5. It was, therefore, held that any form of using threads so as to evolve a pattern and make them into a product of utility would fall within the definition.
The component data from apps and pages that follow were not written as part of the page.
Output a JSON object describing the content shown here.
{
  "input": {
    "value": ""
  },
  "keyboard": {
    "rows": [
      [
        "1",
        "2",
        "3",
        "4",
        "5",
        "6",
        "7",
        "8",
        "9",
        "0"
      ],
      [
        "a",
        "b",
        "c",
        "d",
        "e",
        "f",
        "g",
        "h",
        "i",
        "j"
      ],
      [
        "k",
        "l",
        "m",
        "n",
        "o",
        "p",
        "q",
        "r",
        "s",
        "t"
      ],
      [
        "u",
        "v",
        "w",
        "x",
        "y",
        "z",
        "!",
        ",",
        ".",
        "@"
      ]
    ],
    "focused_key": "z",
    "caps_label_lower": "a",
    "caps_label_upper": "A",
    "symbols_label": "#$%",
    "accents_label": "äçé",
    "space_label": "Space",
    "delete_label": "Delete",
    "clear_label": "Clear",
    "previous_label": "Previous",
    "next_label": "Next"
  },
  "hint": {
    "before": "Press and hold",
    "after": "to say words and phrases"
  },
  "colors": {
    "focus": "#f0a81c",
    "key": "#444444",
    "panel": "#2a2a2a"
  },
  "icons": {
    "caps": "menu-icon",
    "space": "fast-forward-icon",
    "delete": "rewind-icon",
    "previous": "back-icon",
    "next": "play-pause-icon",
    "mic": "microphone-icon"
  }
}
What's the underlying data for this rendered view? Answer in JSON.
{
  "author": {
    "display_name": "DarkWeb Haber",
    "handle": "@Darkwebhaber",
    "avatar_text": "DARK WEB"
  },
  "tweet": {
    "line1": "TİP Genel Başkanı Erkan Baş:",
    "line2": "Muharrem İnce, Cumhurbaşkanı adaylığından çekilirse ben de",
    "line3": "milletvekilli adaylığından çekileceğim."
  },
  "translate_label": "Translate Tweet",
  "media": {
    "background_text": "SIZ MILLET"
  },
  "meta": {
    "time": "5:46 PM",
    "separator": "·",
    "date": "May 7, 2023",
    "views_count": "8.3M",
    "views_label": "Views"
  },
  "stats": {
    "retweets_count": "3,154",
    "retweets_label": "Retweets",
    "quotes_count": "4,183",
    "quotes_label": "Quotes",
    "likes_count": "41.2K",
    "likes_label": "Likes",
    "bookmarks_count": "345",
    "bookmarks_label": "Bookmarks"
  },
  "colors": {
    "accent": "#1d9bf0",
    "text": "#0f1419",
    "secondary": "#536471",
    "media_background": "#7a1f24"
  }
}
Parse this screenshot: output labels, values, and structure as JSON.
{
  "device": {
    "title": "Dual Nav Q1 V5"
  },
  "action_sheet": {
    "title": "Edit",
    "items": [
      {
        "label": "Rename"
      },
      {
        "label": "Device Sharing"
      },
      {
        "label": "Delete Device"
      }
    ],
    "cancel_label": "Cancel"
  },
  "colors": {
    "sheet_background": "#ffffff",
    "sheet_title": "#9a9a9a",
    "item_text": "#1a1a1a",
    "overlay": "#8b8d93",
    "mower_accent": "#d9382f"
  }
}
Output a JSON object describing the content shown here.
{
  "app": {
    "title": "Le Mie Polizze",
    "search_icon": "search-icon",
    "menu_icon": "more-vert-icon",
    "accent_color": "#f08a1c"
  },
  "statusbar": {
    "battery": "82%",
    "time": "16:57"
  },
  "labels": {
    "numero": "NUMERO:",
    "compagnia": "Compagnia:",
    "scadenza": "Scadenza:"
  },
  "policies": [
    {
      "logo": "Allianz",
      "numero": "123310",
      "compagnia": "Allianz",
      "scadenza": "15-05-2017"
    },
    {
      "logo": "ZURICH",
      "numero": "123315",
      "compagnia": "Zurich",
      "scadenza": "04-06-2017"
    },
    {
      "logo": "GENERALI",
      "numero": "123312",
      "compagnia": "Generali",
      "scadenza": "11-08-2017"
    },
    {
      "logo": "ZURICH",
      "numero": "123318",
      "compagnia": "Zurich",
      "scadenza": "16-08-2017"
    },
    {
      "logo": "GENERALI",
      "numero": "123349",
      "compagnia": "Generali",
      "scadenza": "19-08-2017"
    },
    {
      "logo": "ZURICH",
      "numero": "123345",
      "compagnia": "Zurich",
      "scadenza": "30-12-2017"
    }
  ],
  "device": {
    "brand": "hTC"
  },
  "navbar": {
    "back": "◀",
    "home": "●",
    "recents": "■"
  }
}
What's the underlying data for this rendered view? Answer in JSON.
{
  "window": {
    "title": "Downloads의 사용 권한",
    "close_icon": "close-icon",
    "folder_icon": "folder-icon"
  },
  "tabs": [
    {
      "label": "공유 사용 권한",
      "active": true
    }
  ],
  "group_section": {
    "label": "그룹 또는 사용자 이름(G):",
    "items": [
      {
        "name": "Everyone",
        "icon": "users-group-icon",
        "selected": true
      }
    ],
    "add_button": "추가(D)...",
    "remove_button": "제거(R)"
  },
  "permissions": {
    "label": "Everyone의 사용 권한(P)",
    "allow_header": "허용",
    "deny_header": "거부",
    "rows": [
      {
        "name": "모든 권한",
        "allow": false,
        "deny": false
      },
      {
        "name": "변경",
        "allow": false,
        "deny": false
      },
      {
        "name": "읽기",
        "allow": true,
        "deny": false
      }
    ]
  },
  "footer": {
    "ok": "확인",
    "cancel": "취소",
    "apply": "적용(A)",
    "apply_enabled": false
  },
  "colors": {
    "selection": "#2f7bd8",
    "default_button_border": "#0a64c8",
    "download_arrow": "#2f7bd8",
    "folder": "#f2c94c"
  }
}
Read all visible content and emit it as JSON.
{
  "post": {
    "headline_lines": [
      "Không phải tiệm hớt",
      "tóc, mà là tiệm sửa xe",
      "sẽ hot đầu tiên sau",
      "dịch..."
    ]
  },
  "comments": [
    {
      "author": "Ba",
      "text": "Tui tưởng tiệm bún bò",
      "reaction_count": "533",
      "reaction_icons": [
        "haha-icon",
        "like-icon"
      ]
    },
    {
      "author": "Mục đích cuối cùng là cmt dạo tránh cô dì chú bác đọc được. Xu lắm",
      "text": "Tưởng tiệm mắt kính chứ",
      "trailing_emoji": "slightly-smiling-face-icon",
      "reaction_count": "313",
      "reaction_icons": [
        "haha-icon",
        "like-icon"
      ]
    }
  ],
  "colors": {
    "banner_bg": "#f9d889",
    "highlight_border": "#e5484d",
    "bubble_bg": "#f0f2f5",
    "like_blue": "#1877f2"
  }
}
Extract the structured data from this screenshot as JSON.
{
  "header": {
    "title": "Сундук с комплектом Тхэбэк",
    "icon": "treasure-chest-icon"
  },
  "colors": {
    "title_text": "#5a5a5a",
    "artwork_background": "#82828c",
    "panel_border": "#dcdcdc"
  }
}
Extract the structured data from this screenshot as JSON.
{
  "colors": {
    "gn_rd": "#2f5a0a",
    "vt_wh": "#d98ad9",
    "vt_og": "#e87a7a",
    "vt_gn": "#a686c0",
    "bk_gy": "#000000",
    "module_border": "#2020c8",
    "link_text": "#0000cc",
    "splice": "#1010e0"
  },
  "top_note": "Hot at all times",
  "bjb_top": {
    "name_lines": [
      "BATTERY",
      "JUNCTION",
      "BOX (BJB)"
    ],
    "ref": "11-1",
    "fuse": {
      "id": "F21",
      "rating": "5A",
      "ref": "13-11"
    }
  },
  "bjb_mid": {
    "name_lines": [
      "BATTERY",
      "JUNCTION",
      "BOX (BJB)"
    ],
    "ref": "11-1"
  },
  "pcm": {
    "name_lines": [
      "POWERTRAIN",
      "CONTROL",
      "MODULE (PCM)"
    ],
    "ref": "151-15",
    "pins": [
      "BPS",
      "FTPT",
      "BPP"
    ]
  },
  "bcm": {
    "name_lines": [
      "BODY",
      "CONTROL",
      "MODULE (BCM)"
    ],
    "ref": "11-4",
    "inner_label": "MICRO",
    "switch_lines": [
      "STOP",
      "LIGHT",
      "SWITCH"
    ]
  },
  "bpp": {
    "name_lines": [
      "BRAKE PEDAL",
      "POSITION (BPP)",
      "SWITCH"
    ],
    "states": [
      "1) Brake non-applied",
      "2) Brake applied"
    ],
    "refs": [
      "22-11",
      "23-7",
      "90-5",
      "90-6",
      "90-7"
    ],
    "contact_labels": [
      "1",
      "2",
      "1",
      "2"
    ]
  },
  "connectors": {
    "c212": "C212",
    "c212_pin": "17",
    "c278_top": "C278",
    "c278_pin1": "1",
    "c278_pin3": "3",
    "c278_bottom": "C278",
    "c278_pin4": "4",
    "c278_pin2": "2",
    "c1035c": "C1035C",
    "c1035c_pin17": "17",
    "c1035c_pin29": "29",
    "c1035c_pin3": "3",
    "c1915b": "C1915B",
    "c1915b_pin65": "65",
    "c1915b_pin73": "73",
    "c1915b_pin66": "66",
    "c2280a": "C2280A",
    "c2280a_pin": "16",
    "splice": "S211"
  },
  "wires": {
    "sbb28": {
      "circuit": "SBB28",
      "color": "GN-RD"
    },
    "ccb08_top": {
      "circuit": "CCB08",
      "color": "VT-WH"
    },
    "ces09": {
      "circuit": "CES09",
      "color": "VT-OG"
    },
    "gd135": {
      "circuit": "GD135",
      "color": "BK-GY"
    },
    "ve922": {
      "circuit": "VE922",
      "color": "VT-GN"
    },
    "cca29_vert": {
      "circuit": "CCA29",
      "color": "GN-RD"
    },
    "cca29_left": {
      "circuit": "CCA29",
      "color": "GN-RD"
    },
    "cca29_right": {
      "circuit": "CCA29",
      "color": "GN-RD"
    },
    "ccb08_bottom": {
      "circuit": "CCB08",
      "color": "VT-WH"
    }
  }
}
6. Subsequent to this case, another Bench of this Court in State of Tamil Nadu v. East India Rubber Works, Madras-  33 S.T.C. 399, considered the exemption under item 4 in respect of waterproof cloth, such as rexine, P.V.C. cloth, rubberised or synthetic waterproof fabrics, etc. They were all made with cloth as base. It was held that they were not 'textiles' falling within item 4 of the Third Schedule to the Tamil Nadu General Sales Tax Act, 1959. The learned Judges observed that as the word 'textiles' has not been defined in the Act, it must be interpreted according to its ordinary or popular sense, the sense in which they are commonly understood in ordinary parlance, and not in its primary or technical sense. Subsequent to this decision, there is the decision of the Supreme Court in Porritts and Spencer (Asia) Ltd. v. State of Haryana  42 S.T.C. 433. In that case, the commodity under consideration was dryer felts made out of cotton or woollen yarn by the process of weaving according to the warp and woof pattern and commonly used as absorbents of moisture in the process of manufacture in paper manufacturing units. It was held that such dryer felts fall within the meaning of the word 'textiles' in item 30 of Schedule B of the Punjab General Sales Tax Act, 1948, and were therefore exempt from tax. There is a very interesting discussion, if we may say so, with respect, of what the word 'textiles' means. Their Lordships pointed out at page 437 that the word 'textiles' does not have any narrower meaning in common parlance other than the ordinary meaning given in the dictionary, namely, a woven fabric. The use to which it was put was held to be immaterial and did not bear in its character as a 'textile'. The uses of textiles in a fast developing economy are so manifold that 'textiles' used even for industrial purposes would fall within the entry. Having regard to this pronouncement of the Supreme Court, it is clear that it is not necessary that for the goods to fall within the expression 'textiles', they must be used only as wearing apparel. They may be made out of any other material which is woven into a fabric so as to be used even for industrial purposes. The 'hose' was produced before us. It appears to be in no way different from the cloth used for banians. It is only tubular in shape. It falls within the scope of the said expression. The result is, the Appellate Assistant Commissioner rightly exempted the assessee's claim and the Board's order to the contrary cannot be sustained as correct. The appeal is accordingly allowed and the assessee will be entitled to its costs. Counsel's fee Rs. 250.